Updated: 2013-07-29 07:19
By Cecily Liu in London (China Daily)
"Location, location, location," the mantra of homebuyers and sellers, is equally paramount when it comes to setting up shop - and is especially so as China's urbanization drive continues to present retailers with various opportunities for expansion and development.
Over the years, many foreign companies have taken advantage of China's urbanization, such as General Motors, which formed a joint venture with China's SAIC and rapidly expanded to include hundreds of dealerships in many of China's smaller cities.
Another US major fast-food chain, KFC, developed warehouses and supply chains to create scale at regional and national level. It also creatively structured its expansion into smaller cities, carefully planning and sometimes taking years to select the right locations for outlets, according to Yuval Atsmon, a partner at the international consultancy McKinsey & Co.
"The best retailers take a lot of time to study bus routes, train routes and where roads are built," says Atsmon, a former head of McKinsey's Greater China consumer retail practice.
"Choosing locations is easy in the US, because people typically travel by car and urban development is slow. But in Chinese cities, the exact location of where you put your stores makes a huge difference."
Atsmon also says the rising level of consumption-related infrastructure in cities is bringing urban residents increasingly diverse and affordable products.
"Modern retail resulting from urbanization can operate at higher efficiency. Such efficiency, as well as increasing competition, is making products cheaper for customers," he says.
"Take supermarkets and hypermarkets for example. Chinese cities' rapidly growing number of roads and railways has made it economical and convenient for people to visit them, so they can stock a large amount of goods and reduce costs."
Walmart Stores Inc and Carrefour SA have already opened hundreds of stores in China, with increasing penetration into China's third- and fourth-tier cities, as these cities gradually increase in size.
"Global experience suggests that people want to buy at a store that is no more than a 15 minute commute from their home. They prefer even closer locations for day-to-day items such as fresh food," he says. "This creates market demand for more supermarkets to open in urban areas, where the population is more concentrated.
"Because many urban residents have cars, they can drive to supermarkets and hypermarkets for their shopping. But rural areas would have less demand for supermarkets that typically stock 15,000 items, because the lack of efficient transport means people would buy from small shops locally."

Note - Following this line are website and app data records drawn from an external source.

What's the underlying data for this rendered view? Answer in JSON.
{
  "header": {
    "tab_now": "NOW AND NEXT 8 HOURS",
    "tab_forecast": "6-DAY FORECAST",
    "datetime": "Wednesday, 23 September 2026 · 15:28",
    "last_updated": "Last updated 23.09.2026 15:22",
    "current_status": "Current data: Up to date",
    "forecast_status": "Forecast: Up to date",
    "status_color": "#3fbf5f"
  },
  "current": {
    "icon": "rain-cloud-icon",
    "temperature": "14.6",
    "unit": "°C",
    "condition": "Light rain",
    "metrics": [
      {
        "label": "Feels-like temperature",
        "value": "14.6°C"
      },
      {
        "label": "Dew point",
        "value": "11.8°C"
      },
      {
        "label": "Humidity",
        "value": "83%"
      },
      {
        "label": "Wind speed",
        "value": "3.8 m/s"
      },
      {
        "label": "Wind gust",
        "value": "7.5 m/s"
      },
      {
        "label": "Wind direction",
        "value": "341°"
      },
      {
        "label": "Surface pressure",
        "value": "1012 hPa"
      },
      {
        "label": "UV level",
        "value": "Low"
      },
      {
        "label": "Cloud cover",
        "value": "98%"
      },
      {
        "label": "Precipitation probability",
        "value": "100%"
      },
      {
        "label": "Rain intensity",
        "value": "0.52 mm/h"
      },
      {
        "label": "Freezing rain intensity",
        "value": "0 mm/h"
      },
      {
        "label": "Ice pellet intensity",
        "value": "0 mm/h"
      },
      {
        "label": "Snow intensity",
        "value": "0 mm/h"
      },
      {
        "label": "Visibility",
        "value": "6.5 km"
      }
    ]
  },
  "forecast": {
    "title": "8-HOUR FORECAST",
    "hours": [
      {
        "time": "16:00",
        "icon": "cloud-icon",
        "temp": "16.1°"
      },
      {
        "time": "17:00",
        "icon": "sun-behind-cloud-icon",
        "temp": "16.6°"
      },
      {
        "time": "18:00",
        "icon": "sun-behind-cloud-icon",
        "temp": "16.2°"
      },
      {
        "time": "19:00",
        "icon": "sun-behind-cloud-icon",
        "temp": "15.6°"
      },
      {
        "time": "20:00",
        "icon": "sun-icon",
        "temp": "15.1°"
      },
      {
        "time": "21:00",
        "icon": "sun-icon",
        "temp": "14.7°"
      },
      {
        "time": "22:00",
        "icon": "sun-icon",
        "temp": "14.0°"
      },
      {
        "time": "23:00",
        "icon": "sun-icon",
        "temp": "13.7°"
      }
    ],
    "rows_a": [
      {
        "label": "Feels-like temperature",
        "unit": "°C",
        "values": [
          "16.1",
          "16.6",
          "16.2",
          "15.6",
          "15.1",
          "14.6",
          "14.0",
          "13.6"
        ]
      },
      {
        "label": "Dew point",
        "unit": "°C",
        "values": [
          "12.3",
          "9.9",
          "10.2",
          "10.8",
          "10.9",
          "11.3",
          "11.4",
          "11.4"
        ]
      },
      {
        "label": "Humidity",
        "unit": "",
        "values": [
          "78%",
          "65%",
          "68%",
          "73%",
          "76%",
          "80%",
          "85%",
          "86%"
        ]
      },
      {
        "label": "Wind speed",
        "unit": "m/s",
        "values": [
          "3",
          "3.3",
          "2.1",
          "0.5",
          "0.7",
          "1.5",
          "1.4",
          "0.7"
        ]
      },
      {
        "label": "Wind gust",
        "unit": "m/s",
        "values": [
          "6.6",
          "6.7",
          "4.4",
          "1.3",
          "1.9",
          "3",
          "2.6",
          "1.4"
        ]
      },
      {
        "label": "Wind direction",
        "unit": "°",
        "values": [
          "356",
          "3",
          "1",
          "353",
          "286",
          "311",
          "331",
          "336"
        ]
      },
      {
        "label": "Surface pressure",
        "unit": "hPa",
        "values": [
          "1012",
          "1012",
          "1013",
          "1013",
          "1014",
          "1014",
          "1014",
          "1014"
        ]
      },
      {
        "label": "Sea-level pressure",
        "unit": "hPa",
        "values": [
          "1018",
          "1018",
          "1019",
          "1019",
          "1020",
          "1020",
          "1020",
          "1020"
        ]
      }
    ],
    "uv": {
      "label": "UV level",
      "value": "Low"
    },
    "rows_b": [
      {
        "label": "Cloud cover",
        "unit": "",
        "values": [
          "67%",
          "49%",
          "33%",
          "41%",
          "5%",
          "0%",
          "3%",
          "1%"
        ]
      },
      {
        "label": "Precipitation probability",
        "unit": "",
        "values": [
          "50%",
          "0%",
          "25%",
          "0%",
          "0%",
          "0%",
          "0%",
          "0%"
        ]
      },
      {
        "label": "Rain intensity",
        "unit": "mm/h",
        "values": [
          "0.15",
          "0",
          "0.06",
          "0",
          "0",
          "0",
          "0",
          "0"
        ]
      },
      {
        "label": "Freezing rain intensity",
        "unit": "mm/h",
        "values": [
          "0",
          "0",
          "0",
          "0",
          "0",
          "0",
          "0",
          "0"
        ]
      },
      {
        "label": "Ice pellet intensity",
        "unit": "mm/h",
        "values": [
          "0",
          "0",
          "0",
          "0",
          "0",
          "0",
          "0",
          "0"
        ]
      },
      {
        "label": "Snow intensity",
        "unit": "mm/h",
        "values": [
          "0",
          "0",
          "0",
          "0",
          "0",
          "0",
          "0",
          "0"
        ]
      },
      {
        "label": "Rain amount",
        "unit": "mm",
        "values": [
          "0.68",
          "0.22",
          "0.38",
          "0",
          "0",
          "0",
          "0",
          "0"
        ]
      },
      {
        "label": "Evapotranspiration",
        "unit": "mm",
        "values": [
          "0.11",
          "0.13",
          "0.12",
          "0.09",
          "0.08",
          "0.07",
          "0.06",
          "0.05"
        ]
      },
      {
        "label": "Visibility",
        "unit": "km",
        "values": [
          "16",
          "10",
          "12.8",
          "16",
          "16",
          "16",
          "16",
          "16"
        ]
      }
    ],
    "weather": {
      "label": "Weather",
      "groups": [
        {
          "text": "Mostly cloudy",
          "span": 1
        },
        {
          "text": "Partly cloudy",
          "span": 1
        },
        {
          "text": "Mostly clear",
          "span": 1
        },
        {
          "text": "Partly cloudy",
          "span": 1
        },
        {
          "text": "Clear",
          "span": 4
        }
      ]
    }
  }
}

Atsmon says there are also products that can only be offered with an urban infrastructure, such as cold-chain items.
"You cannot buy ice-cream without cold chain. The same goes for frozen food and even chocolates in hot regions," he says. "Another example is automotives, which you can only deal in where there are good roads, which come as a result of urbanization."
Another driver of increasing consumption is the rise in average income as an economy urbanizes.
"If I'm quite poor, I'm more likely to focus on necessities, including clothing, diapers and baby food, as well as basic electronics such as a refrigerator and washing machine," he says.